The Great Vigil of Easter has been observed in many different ways, and with different fervor and commitment, depending on the church and its history. Historically, this service has been one of the most important of the week, as it represented the first Eucharist of Easter. The timing of the Eucharist of the Great Vigil of Easter has traditionally been set after civil twilight, which begins at sunset and ends when the geometric center of the sun reaches 6° below the horizon. Because it is usually observed in darkness, the beauty and richness of this liturgy, stands in contrast to the liturgy of Christmas Eve. In some churches, outside the doors of the church a “New Fire” is ignited and from it, the Paschal Candle is lit. The clergy, servers, and the congregation together, behind the Paschal Candle, move into a completely darkened sanctuary. The Paschal Candle, the “Light of Christ” is placed in its stand and from it, the congregation lights their individual candles, and the Exsultet (an ancient chant is said or sung. From this point, all present take their seats and patiently listen to the “History of Salvation” which includes readings from Exodus and other biblical narratives, interspersed between chants or readings of the Psalms. If there are candidates for baptism, the Great Vigil is an appropriate day.

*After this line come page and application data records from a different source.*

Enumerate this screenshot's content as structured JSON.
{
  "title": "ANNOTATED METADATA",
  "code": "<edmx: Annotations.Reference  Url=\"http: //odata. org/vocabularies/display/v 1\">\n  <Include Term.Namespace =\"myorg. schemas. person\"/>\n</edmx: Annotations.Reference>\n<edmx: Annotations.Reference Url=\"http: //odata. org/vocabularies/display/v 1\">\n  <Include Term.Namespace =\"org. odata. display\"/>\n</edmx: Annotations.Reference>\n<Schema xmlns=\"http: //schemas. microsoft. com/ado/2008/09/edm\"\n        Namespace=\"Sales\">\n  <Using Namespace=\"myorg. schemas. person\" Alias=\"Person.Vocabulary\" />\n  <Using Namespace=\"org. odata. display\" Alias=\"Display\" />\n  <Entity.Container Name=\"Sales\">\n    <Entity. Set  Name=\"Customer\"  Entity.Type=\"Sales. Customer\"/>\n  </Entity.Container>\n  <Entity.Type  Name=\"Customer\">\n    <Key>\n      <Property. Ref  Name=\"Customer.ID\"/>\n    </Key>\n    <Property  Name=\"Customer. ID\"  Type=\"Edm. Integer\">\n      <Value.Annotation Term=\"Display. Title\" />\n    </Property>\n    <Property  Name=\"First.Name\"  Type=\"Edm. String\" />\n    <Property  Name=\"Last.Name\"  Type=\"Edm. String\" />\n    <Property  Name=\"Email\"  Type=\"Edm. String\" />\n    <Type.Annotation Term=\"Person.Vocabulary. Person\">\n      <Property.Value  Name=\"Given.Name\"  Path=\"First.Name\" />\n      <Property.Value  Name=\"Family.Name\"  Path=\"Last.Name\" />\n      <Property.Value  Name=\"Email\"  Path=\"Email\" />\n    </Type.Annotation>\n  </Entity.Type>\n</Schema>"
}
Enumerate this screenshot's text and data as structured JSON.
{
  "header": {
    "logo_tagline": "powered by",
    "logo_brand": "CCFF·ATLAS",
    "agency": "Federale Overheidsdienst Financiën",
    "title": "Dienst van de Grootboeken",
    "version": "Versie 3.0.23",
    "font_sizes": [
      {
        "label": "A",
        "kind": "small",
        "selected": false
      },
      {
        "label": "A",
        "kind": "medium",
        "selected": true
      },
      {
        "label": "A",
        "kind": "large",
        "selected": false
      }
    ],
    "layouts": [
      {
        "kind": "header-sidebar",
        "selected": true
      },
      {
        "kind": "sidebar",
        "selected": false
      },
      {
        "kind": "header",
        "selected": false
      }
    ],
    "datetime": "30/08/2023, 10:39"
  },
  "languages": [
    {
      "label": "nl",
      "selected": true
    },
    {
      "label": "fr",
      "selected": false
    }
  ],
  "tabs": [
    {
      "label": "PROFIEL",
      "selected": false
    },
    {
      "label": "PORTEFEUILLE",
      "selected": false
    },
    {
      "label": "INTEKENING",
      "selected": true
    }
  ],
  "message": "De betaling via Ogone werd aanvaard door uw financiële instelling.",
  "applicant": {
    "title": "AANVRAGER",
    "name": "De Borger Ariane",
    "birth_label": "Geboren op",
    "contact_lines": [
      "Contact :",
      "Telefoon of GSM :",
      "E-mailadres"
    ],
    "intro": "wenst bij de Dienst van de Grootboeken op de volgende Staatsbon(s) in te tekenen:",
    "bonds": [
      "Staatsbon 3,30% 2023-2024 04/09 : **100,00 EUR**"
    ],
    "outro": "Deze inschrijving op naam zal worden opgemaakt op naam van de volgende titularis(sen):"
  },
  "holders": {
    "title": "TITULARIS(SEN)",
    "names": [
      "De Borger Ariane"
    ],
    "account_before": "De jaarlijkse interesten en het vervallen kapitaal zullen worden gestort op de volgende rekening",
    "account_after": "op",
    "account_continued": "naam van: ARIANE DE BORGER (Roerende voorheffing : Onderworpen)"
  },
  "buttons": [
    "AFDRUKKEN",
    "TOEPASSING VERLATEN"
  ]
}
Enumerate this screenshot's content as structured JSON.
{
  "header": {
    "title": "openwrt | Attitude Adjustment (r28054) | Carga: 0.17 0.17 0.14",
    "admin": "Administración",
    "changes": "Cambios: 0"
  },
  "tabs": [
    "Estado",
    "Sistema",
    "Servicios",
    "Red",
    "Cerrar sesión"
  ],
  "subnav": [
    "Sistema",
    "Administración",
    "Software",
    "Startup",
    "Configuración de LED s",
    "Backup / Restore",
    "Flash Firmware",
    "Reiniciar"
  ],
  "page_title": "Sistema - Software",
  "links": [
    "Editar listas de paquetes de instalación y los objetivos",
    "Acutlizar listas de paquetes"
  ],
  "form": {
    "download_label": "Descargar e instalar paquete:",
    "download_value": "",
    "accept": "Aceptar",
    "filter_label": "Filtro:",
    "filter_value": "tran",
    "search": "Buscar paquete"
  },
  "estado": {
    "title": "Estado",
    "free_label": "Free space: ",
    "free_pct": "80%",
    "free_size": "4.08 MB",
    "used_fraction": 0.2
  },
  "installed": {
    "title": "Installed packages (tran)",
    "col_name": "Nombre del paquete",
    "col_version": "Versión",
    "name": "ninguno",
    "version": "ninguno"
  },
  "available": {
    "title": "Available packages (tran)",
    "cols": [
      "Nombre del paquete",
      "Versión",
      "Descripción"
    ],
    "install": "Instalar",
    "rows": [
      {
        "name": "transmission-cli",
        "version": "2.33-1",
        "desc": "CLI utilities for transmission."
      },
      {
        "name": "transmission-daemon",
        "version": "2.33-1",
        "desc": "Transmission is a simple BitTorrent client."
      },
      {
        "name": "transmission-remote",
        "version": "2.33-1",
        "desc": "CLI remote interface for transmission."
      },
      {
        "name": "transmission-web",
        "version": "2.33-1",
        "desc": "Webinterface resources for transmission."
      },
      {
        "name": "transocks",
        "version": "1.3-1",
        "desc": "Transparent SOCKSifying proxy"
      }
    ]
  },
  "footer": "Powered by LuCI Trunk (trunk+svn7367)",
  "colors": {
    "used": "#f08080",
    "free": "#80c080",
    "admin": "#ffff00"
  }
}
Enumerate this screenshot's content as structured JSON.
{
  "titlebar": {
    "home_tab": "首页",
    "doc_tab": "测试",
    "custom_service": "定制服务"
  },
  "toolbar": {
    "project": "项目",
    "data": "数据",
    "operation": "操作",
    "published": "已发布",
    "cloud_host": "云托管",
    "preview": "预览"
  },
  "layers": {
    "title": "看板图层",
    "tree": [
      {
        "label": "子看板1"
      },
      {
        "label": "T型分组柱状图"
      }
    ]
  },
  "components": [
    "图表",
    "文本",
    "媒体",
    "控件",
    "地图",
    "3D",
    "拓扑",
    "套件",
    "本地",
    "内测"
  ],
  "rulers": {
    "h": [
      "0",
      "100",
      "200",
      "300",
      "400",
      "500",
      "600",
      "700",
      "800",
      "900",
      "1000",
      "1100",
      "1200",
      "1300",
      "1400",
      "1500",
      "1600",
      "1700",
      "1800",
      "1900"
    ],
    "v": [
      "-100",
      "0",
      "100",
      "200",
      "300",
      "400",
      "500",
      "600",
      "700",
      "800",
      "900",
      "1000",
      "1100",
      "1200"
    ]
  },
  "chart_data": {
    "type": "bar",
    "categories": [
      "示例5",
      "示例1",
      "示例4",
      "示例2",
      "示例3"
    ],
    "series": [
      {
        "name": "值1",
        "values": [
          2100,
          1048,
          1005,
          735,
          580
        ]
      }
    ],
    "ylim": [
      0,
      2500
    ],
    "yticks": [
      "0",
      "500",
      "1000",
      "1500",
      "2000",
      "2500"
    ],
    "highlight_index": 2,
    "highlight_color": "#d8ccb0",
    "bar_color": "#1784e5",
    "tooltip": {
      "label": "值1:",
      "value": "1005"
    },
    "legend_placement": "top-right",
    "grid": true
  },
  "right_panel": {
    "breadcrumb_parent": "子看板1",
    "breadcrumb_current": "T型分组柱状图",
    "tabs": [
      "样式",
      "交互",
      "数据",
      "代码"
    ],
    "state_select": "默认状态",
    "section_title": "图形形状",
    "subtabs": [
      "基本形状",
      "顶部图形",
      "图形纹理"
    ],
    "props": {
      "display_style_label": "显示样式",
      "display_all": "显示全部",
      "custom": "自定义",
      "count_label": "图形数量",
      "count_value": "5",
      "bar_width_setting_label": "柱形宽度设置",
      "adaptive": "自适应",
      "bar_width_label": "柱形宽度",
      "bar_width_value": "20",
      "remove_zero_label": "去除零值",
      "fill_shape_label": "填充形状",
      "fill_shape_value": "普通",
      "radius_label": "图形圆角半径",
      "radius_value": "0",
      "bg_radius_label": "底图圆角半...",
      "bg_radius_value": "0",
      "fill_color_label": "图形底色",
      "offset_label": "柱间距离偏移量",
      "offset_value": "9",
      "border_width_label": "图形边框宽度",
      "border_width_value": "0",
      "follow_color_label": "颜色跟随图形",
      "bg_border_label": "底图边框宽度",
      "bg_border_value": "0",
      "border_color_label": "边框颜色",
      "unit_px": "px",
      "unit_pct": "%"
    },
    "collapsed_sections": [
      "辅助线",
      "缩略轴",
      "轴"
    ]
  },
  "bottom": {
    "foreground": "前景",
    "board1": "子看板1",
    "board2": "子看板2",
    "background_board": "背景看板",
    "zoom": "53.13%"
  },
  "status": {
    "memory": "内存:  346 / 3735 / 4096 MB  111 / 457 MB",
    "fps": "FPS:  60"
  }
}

From this point in the liturgy, the words “Alleluia, Christ is Risen!” is shouted, all the lights in the Nave are ignited, and the joyous celebration of the first Eucharist of Easter begins. The Great Vigil of Easter traditionally stands as the culmination of Holy Week and most appropriately, stands as the Great celebration of Resurrection of Our Lord and Savior Jesus Christ. If you have never attended the liturgies of Holy week, I encourage you this year, to come and experience the deep richness and celebration of these ancient and beautiful liturgies.
The Rev. Eric S. Cooter